===== INPUT =====

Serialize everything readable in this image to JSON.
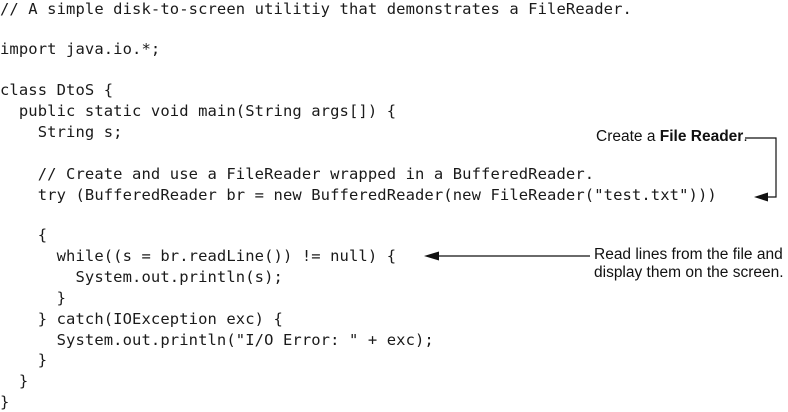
{
  "code_lines": [
    "// A simple disk-to-screen utilitiy that demonstrates a FileReader.",
    "",
    "import java.io.*;",
    "",
    "class DtoS {",
    "  public static void main(String args[]) {",
    "    String s;",
    "",
    "    // Create and use a FileReader wrapped in a BufferedReader.",
    "    try (BufferedReader br = new BufferedReader(new FileReader(\"test.txt\")))",
    "",
    "    {",
    "      while((s = br.readLine()) != null) {",
    "        System.out.println(s);",
    "      }",
    "    } catch(IOException exc) {",
    "      System.out.println(\"I/O Error: \" + exc);",
    "    }",
    "  }",
    "}"
  ],
  "annotations": {
    "file_reader": {
      "prefix": "Create a ",
      "bold": "File Reader",
      "suffix": "."
    },
    "read_lines": {
      "line1": "Read lines from the file and",
      "line2": "display them on the screen."
    }
  }
}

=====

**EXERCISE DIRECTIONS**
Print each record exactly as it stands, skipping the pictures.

**WRITTEN ANSWER**
Serialize everything readable in this image to JSON.
{
  "code_lines": [
    "// A simple disk-to-screen utilitiy that demonstrates a FileReader.",
    "",
    "import java.io.*;",
    "",
    "class DtoS {",
    "  public static void main(String args[]) {",
    "    String s;",
    "",
    "    // Create and use a FileReader wrapped in a BufferedReader.",
    "    try (BufferedReader br = new BufferedReader(new FileReader(\"test.txt\")))",
    "",
    "    {",
    "      while((s = br.readLine()) != null) {",
    "        System.out.println(s);",
    "      }",
    "    } catch(IOException exc) {",
    "      System.out.println(\"I/O Error: \" + exc);",
    "    }",
    "  }",
    "}"
  ],
  "annotations": {
    "file_reader": {
      "prefix": "Create a ",
      "bold": "File Reader",
      "suffix": "."
    },
    "read_lines": {
      "line1": "Read lines from the file and",
      "line2": "display them on the screen."
    }
  }
}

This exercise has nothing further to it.